London Eye

Monday, 8 July 2013

No, its not over just because I crossed the line.....

JOG ON CANCER
... in 29 mins and 19 seconds to be exact, on one of the first hot days of British summer 2013.  I had just completed the Epsom 5k for Race For Life Cancer Research. My eyes were set ahead on a bottle of water, which I glugged down in about 30 seconds, followed by another 2!! I made my way back through a crowed of pink spectators cheering on the runners - ''Jog on Cancer'' ''Watch out Cancer... We're coming to get you''!!! - to our designated meeting place and plonked myself down on the ground. It had only been 5k but that was enough in this heat!!

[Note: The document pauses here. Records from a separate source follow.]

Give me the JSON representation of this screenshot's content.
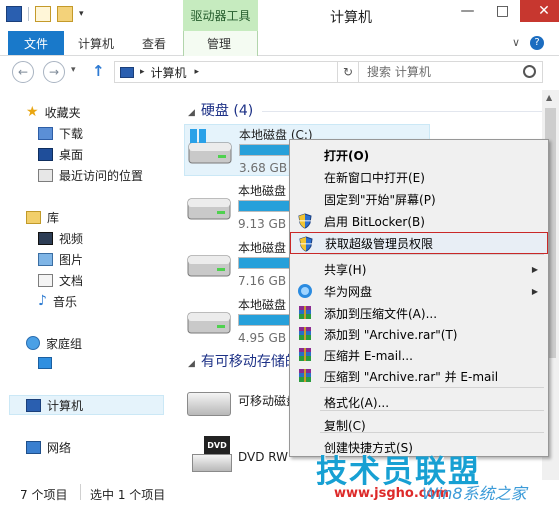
{
  "window": {
    "title": "计算机",
    "context_tab_group": "驱动器工具",
    "controls": {
      "minimize": "—",
      "maximize": "□",
      "close": "✕"
    }
  },
  "ribbon": {
    "tabs": [
      "文件",
      "计算机",
      "查看",
      "管理"
    ],
    "collapse_glyph": "∨",
    "help_glyph": "?"
  },
  "address_bar": {
    "back": "←",
    "forward": "→",
    "history": "▾",
    "up": "↑",
    "breadcrumb": [
      "计算机"
    ],
    "separator": "▸",
    "refresh": "↻",
    "search_placeholder": "搜索 计算机"
  },
  "nav_pane": {
    "favorites": {
      "label": "收藏夹",
      "items": [
        "下载",
        "桌面",
        "最近访问的位置"
      ]
    },
    "libraries": {
      "label": "库",
      "items": [
        "视频",
        "图片",
        "文档",
        "音乐"
      ]
    },
    "homegroup": "家庭组",
    "computer": "计算机",
    "network": "网络"
  },
  "content": {
    "hard_disks_header": "硬盘 (4)",
    "removable_header": "有可移动存储的",
    "drives": [
      {
        "name": "本地磁盘 (C:)",
        "size": "3.68 GB 可",
        "used_fraction": 0.7
      },
      {
        "name": "本地磁盘",
        "size": "9.13 GB 可",
        "used_fraction": 0.65
      },
      {
        "name": "本地磁盘",
        "size": "7.16 GB 可",
        "used_fraction": 0.6
      },
      {
        "name": "本地磁盘",
        "size": "4.95 GB 可",
        "used_fraction": 0.75
      }
    ],
    "removable": [
      {
        "name": "可移动磁盘"
      },
      {
        "name": "DVD RW"
      }
    ]
  },
  "status_bar": {
    "item_count": "7 个项目",
    "selected": "选中 1 个项目"
  },
  "context_menu": {
    "items": [
      {
        "label": "打开(O)",
        "bold": true
      },
      {
        "label": "在新窗口中打开(E)"
      },
      {
        "label": "固定到\"开始\"屏幕(P)"
      },
      {
        "label": "启用 BitLocker(B)",
        "icon": "shield-icon"
      },
      {
        "label": "获取超级管理员权限",
        "icon": "shield-icon",
        "highlighted": true
      },
      {
        "label": "共享(H)",
        "submenu": true
      },
      {
        "label": "华为网盘",
        "icon": "cloud-icon",
        "submenu": true
      },
      {
        "label": "添加到压缩文件(A)...",
        "icon": "winrar-icon"
      },
      {
        "label": "添加到 \"Archive.rar\"(T)",
        "icon": "winrar-icon"
      },
      {
        "label": "压缩并 E-mail...",
        "icon": "winrar-icon"
      },
      {
        "label": "压缩到 \"Archive.rar\" 并 E-mail",
        "icon": "winrar-icon"
      },
      {
        "label": "格式化(A)..."
      },
      {
        "label": "复制(C)"
      },
      {
        "label": "创建快捷方式(S)"
      }
    ]
  },
  "watermark": {
    "brand": "技术员联盟",
    "url": "www.jsgho.com",
    "url2": "Win8系统之家"
  }
}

Looking slightly crazed at the end!!
We had arrived a few hours earlier (I was running as part of my boarding house group) in our minibus. We had parked up, and got our numbers (mine was 20033) and positioned ourselves around the front of the stage where a man appeared to get us all moving and warmed up for the run. Then the event manager appeared and taught us all the 'race4life' dance which we then proceeded to do. We then were divided into 3 groups; the 'runners', the 'joggers' and the 'walkers' . I positioned myself at the back of the runners/the front of the joggers - this was my first fundraising run and I had no idea about the standard!! The horn blew and we were off - racing for life!! My friend disappeared off into the distance and I gradually moved away from the group. The course was quite tricky -uphill, downhill, uphill, downhill, then up hill again!!!
Yep - there's the top

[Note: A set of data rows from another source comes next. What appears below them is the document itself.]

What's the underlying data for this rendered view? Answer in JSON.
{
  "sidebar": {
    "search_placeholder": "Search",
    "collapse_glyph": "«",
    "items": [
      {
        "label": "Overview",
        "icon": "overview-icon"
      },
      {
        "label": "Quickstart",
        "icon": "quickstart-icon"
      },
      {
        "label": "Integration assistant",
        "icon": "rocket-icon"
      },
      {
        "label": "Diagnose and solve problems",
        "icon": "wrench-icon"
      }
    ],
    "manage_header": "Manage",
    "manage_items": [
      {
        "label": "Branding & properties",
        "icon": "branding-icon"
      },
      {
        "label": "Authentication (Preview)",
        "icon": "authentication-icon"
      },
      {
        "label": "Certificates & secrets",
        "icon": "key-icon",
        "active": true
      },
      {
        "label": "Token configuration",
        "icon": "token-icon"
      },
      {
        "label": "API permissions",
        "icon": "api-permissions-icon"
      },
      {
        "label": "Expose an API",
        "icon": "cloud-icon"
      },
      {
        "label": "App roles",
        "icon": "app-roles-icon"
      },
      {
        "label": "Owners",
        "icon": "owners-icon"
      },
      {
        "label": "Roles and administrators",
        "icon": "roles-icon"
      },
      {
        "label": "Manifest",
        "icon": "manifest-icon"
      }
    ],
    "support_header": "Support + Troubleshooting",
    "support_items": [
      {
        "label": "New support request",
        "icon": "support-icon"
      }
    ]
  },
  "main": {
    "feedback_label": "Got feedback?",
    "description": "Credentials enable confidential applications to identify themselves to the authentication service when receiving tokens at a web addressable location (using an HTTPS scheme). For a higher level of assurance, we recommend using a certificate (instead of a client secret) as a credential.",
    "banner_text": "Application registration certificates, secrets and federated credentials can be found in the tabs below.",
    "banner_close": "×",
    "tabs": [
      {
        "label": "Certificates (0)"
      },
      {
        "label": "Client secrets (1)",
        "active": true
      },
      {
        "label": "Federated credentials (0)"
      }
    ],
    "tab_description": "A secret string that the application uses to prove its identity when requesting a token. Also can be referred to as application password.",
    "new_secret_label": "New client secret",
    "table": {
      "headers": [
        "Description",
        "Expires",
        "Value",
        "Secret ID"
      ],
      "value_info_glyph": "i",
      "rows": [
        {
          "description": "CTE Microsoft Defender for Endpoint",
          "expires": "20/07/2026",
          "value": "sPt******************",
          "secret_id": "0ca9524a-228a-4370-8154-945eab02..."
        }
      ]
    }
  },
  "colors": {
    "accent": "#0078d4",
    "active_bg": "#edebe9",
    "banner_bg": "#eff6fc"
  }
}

The atmosphere was what can best be described as happy!! There were huge cheer's from the spectators, children running around, runners smiling as they crossed the line, on by one. Of course there were the promotional people from companies giving away free drinks etc who added to the good atmosphere.. Every one was dressed in pink - some had T-shirts with slogans; some had dressed up their dogs!! Including my house staff - one of which was wearing exactly the same top as me!! :/ slightly awkward, but oh well!! Another even had its on doggy baby grow :/

Dressed up smartly for Race4Life!!
The 'doggy-grow'!!

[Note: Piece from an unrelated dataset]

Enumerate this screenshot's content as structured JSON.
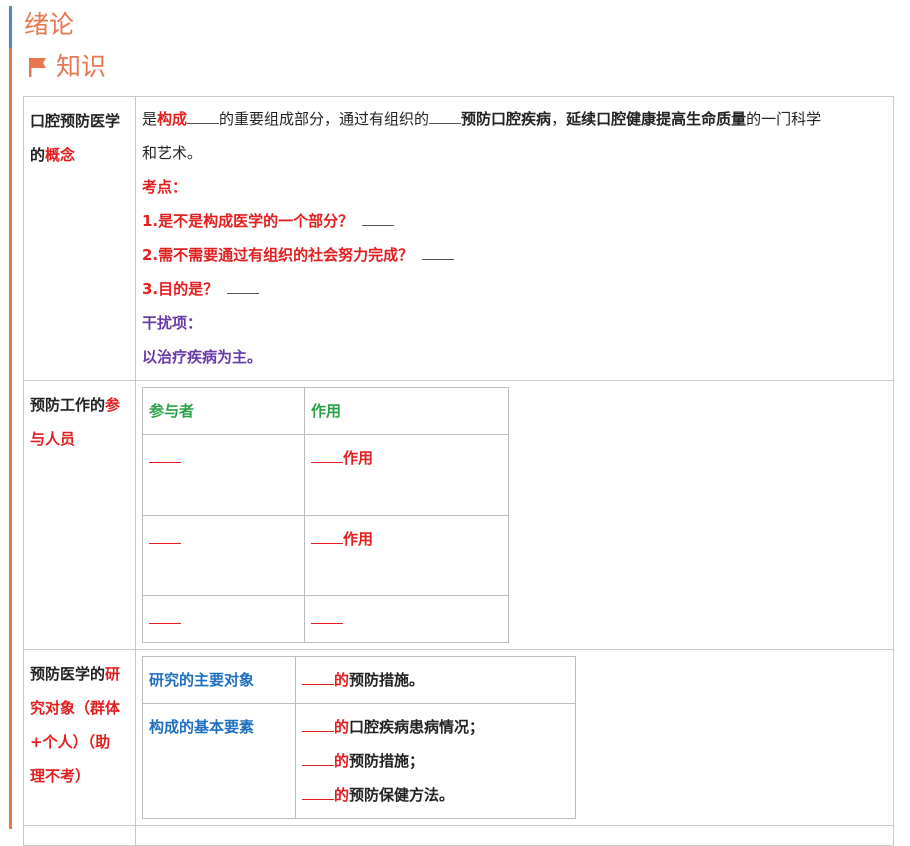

After we had all completed the race we decided to stay a bit longer in the sunshine - it was really nice and at 2 hours and 20 minuets the final 'racer' crossed the line - we all lined the path and cheered!! 

I would strongly recommend entering in a race for life event next time, no matter what your ability or background. Its well worth the day out and the money goes to such a good cause... ''as we race for life... others fight for life''..... 

Flags flying high for Race For Life



Sunday, 7 July 2013

Limbo in London Southbank

When you come out of Waterloo station, and go through the tunnel and up the stairs, turn left. You will see a really cute beer garden with fairy lights and happy people, if you walk through it you will notice the entrance of a large red and white circus tent. Coming from this tent is the smell of low hanging smoke and an inviting glow. If you enter this tent, you can watch a show called Limbo.

Once inside, you take your seat around a surprisingly small stage set in the middle of the tent. That glow noticed from outside is the only source of light and it comes from light bulbs hanging down above this stage.

The show begins. It starts off quiet weirdly - and the contortionist guy freaks me out and I can't watch - I'm wondering what I've got myself into. But then my opinion completely changes. The acts come on, one by one, athlete after athlete, entertainer after entertainer. There's a guy I named 'money man' who seems to display the limits of human strength with some gymnastics on top of some iron bars. He could dance too, and did a wonderful performance with another 2 men. There was a French man as well who did an act climbing and falling (!!) down a pole, a woman who breathed fire and another woman who was an awesome tap dancer!!

I really enjoyed it!! I found it inspiring. This group of young entertainers traveling the world, having fun, doing what they love to an awe-struck audience. And as I walked out the tent, I couldn't help wondering what it would be like to join them - I remembered back to my IGCSE results day - where I did surprisingly well and my dreams of joining the circus and riding round on the backs of horses with feathers on their heads was shunted by the burden of higher education.